2017-18, TU Delft Master Thesis Studio . Explore Lab 25 Tutors . Hamed Khosravi / Stavros Kousoulas / Ype Cuperus
With the first Five Year Plan of 1928 Stalin initiated a period of massive industrialisation of remote zones of Russia. This lead to the creation of several Monotowns, newly built industrial settlements based on one economical source or industry. The project takes as a study case the town of Togliatti, the largest built in Soviet Union and still functioning. Constructed in the 60s as an industrial complex for FIAT car manufacturing. The plan of the city, designed by the Soviet architect Boris Rubanenko was based on a grid of squares of one kilometer per side, each of which contained the fundamental facilities for living such as housing, commercial spaces, hospitals, schools and green areas. The fixed urban layout, together with the very regular organisation of infrastructure was planned in order to facilitate and accelerate citizen’s movements from one place to the other, minimising what was considered an unproductive time expenditure.
The city, with its very readable and concrete set of established routines, represents the fieldwork to study the creation of everyday life rituals and to understand their materialisation in architectural space. In particular, these established rituals have been unfolded in the research in order to uncover the eventual problematics that are representative of the critical condition of the city. The current economic stagnation in Russia and the slowing down of the production, has lead the mono towns to a state of inactivity, generating lack of jobs and a general feeling of discontent in the population, proving the need of finding alternative productive sources. Concurrently relating to the contemporary debate on the productive means of the capitalist system, the project deals with the current transformation of the concept of production, that is gradually shifting from production of goods to production of knowledge. In this scenario, the line separating life and work is blurred, and the city unfolds in an endlessly interlinked maze of spaces that don’t host any specific function and yet are able to host any. The project investigates how architecture becomes an instrument of control, bending to the needs of the market and imposing hierarchical systems over everyday life. At the same time, the project experiments with alternative solutions that questions the common way we perceive architecture, working places and educational institutions, highlighting the need of a transformation in the design processes and goals, considering architecture not as a problem solving practice or a profit maker tool but rather as a tool to investigate new ways of working and living. More in detail, the project wants to question the possibility of liberating production from pre-imposed economical constraints, therefore challenging the necessity of accumulation and classification and most of all private property, considering knowledge as a common good instead.
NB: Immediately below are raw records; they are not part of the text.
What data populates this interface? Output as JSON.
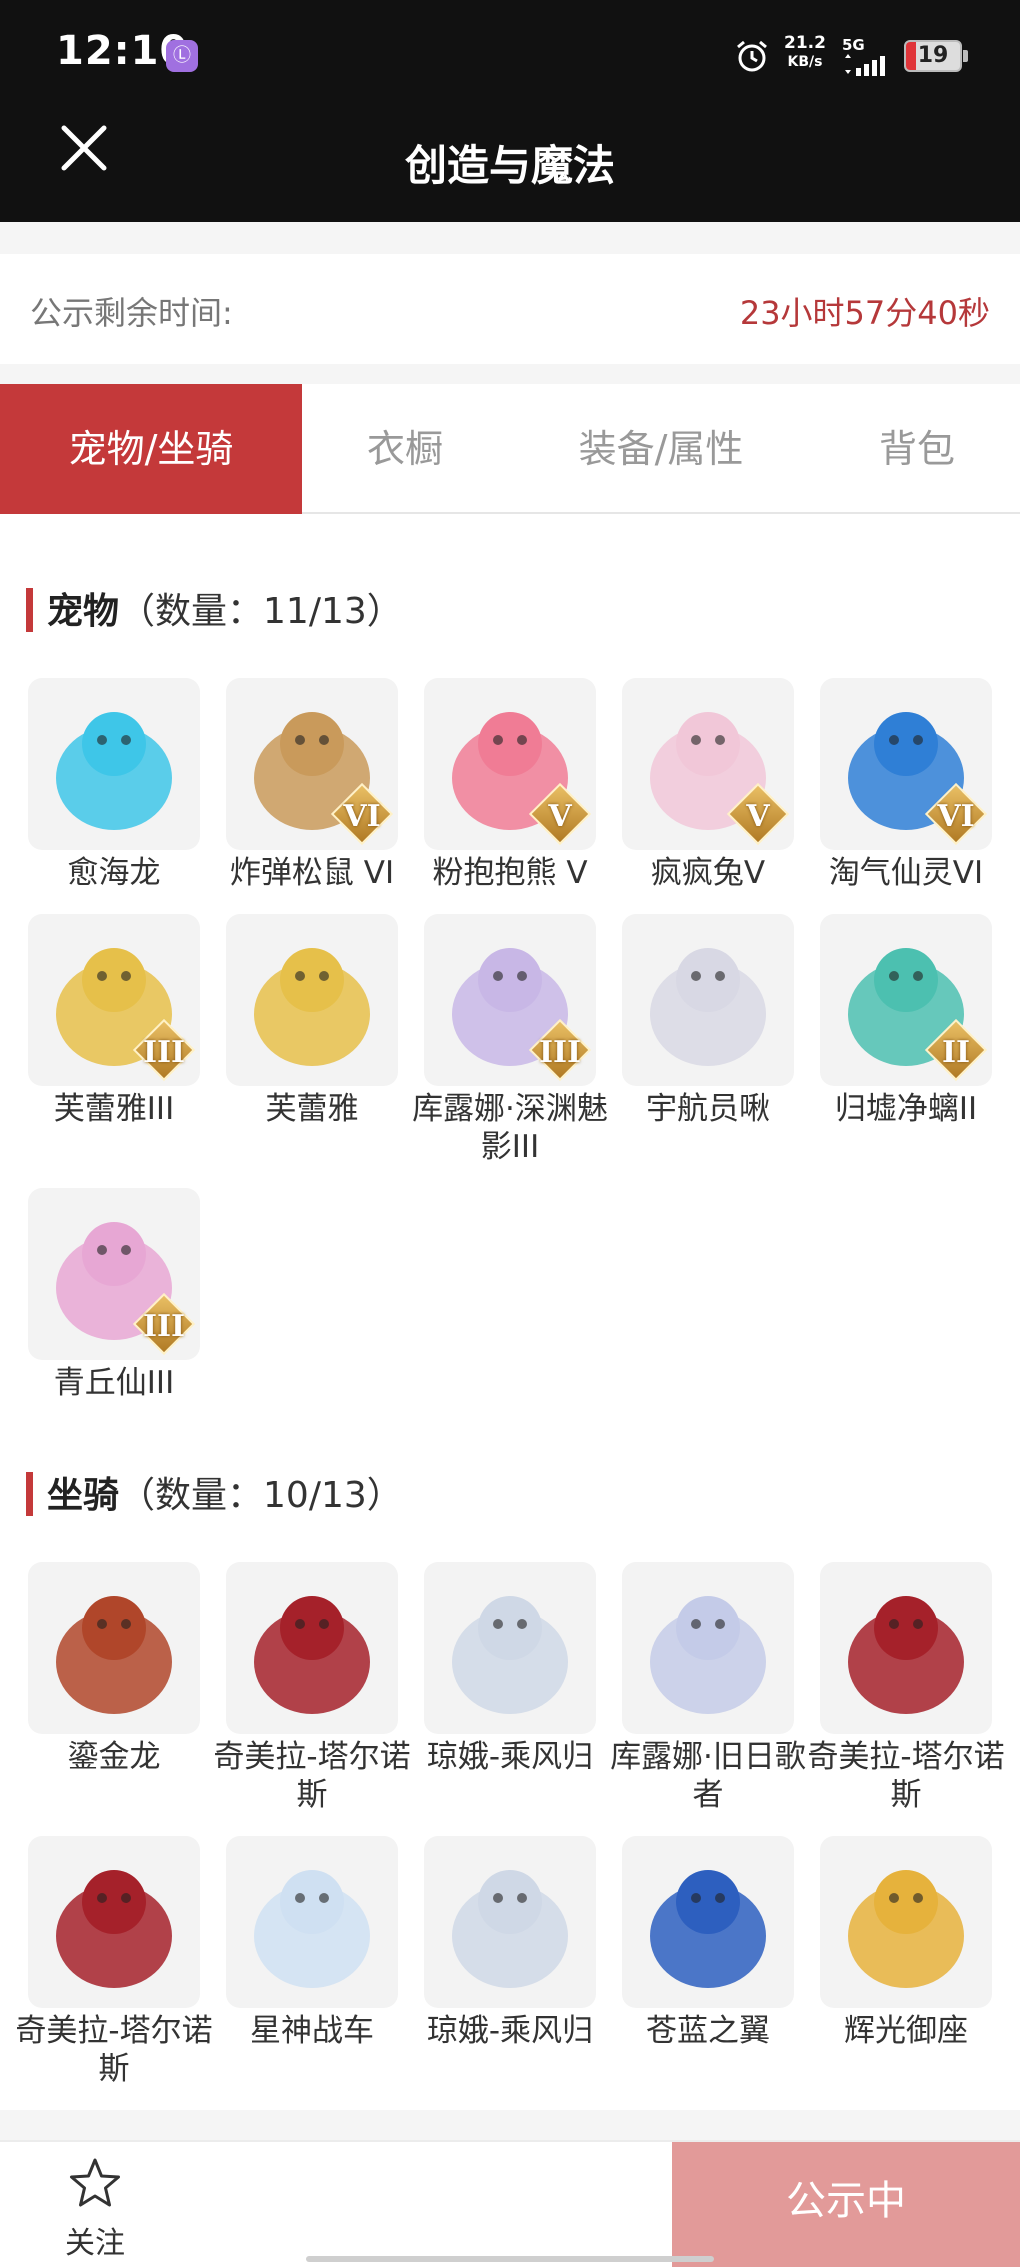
{
  "status_bar": {
    "time": "12:10",
    "app_icon_glyph": "Ⓛ",
    "net_speed_top": "21.2",
    "net_speed_bottom": "KB/s",
    "network": "5G",
    "battery": "19"
  },
  "header": {
    "title": "创造与魔法",
    "close_icon": "close-icon"
  },
  "notice": {
    "label": "公示剩余时间:",
    "remaining": "23小时57分40秒"
  },
  "tabs": [
    {
      "label": "宠物/坐骑",
      "active": true
    },
    {
      "label": "衣橱",
      "active": false
    },
    {
      "label": "装备/属性",
      "active": false
    },
    {
      "label": "背包",
      "active": false
    }
  ],
  "pets": {
    "title": "宠物",
    "count": "（数量：11/13）",
    "items": [
      {
        "name": "愈海龙",
        "badge": "",
        "color": "#3ec6e8"
      },
      {
        "name": "炸弹松鼠 VI",
        "badge": "VI",
        "color": "#c99a5b"
      },
      {
        "name": "粉抱抱熊 V",
        "badge": "V",
        "color": "#f07c95"
      },
      {
        "name": "疯疯兔V",
        "badge": "V",
        "color": "#f1c7d8"
      },
      {
        "name": "淘气仙灵VI",
        "badge": "VI",
        "color": "#2f7fd6"
      },
      {
        "name": "芙蕾雅III",
        "badge": "III",
        "color": "#e6c04a"
      },
      {
        "name": "芙蕾雅",
        "badge": "",
        "color": "#e6c04a"
      },
      {
        "name": "库露娜·深渊魅影III",
        "badge": "III",
        "color": "#c8b7e6"
      },
      {
        "name": "宇航员啾",
        "badge": "",
        "color": "#d8d8e4"
      },
      {
        "name": "归墟净螭II",
        "badge": "II",
        "color": "#4cc0b0"
      },
      {
        "name": "青丘仙III",
        "badge": "III",
        "color": "#e7a7d4"
      }
    ]
  },
  "mounts": {
    "title": "坐骑",
    "count": "（数量：10/13）",
    "items": [
      {
        "name": "鎏金龙",
        "color": "#b0462a"
      },
      {
        "name": "奇美拉-塔尔诺斯",
        "color": "#a5212a"
      },
      {
        "name": "琼娥-乘风归",
        "color": "#cfd8e6"
      },
      {
        "name": "库露娜·旧日歌者",
        "color": "#c4cbe8"
      },
      {
        "name": "奇美拉-塔尔诺斯",
        "color": "#a5212a"
      },
      {
        "name": "奇美拉-塔尔诺斯",
        "color": "#a5212a"
      },
      {
        "name": "星神战车",
        "color": "#cfe0f2"
      },
      {
        "name": "琼娥-乘风归",
        "color": "#cfd8e6"
      },
      {
        "name": "苍蓝之翼",
        "color": "#2d5fbf"
      },
      {
        "name": "辉光御座",
        "color": "#e6b23c"
      }
    ]
  },
  "bottom": {
    "follow_label": "关注",
    "status_label": "公示中"
  }
}
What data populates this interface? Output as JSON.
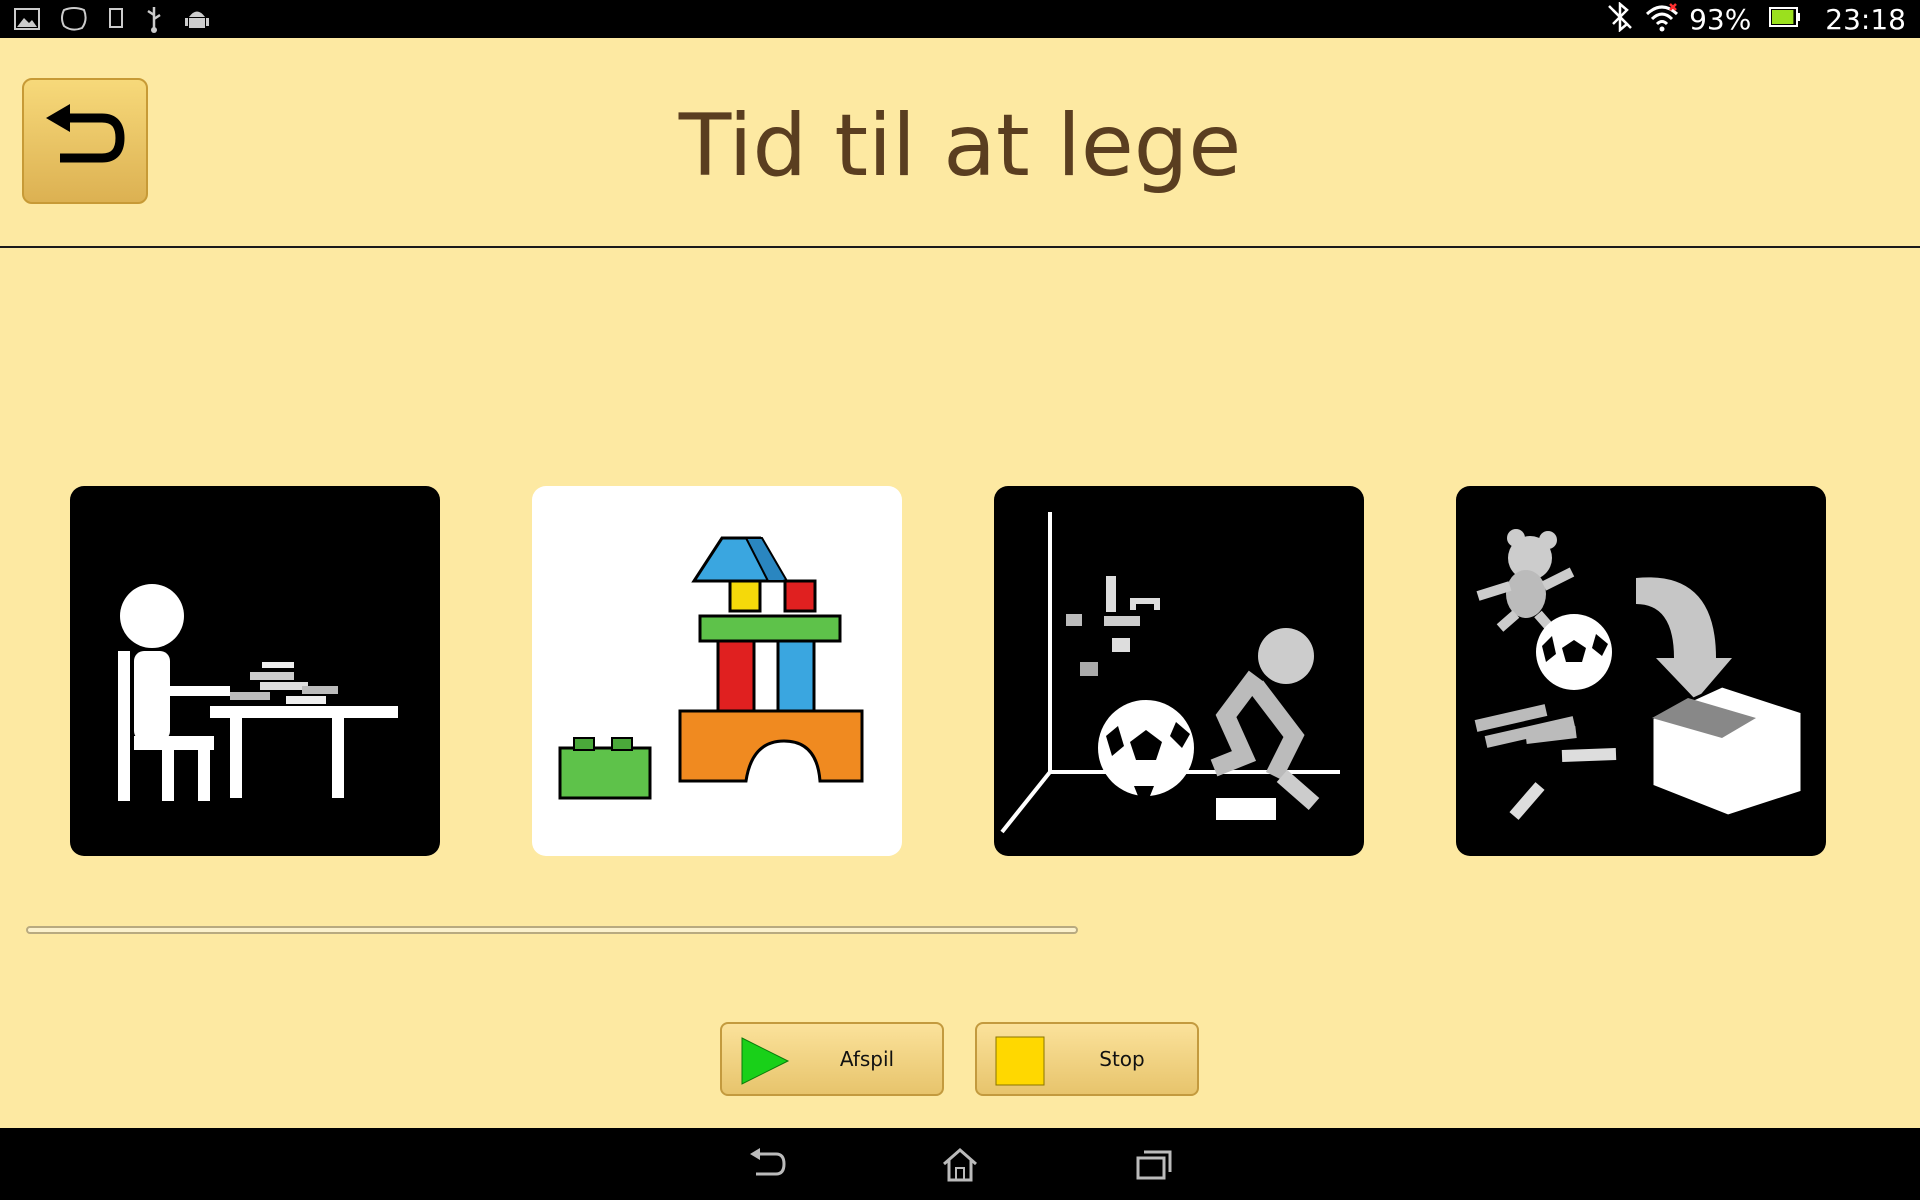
{
  "status_bar": {
    "left_icons": [
      "gallery-icon",
      "app-blob-icon",
      "phone-icon",
      "usb-icon",
      "android-icon"
    ],
    "right_icons": [
      "bluetooth-off-icon",
      "wifi-icon",
      "battery-icon"
    ],
    "battery_text": "93%",
    "battery_level": 0.93,
    "time": "23:18"
  },
  "header": {
    "back_icon": "back-arrow-icon",
    "title": "Tid til at lege"
  },
  "pictograms": [
    {
      "name": "desk-activity",
      "background": "#000000",
      "highlighted": false
    },
    {
      "name": "building-blocks",
      "background": "#ffffff",
      "highlighted": true
    },
    {
      "name": "playing-with-toys",
      "background": "#000000",
      "highlighted": false
    },
    {
      "name": "tidy-up-toys",
      "background": "#000000",
      "highlighted": false
    }
  ],
  "progress": {
    "fraction": 0.0
  },
  "controls": {
    "play_label": "Afspil",
    "play_icon": "play-triangle-icon",
    "play_color": "#19d019",
    "stop_label": "Stop",
    "stop_icon": "stop-square-icon",
    "stop_color": "#ffd800"
  },
  "nav_bar": {
    "icons": [
      "nav-back-icon",
      "nav-home-icon",
      "nav-recents-icon"
    ]
  },
  "colors": {
    "background": "#fde9a2",
    "title": "#5a3e20",
    "button_gradient_top": "#f7d97a",
    "button_gradient_bottom": "#dcb152"
  }
}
The criticality of this reflection acts specifically in relation to the economic system and the contemporary lack of attention that is currently experienced in the everyday life, simultaneously putting forward the necessity to improve social interaction and awareness, the processes of thinking and reflection, aiming to the creation of a consciousness that starting from the individual would eventually spread and influence the entire social body.The intervention unfolds design concepts against classification, categorisation, compartmentalisation but also against material and immaterial accumulation. The scale of the project seeks to represent this vision and therefore surpasses the limits of what can or cannot be built to put forward an idea, an alternative that doesn’t want to be a solution but a starting point for a further reflection. In the same way, every aspect of the design is conceived to be able to be appropriated, re-interpreted and re-proposed in a different scale and condition therefore allowing the project to be not only a site specific intervention but a trigger for new ideas, questioning the way we design contemporary architecture.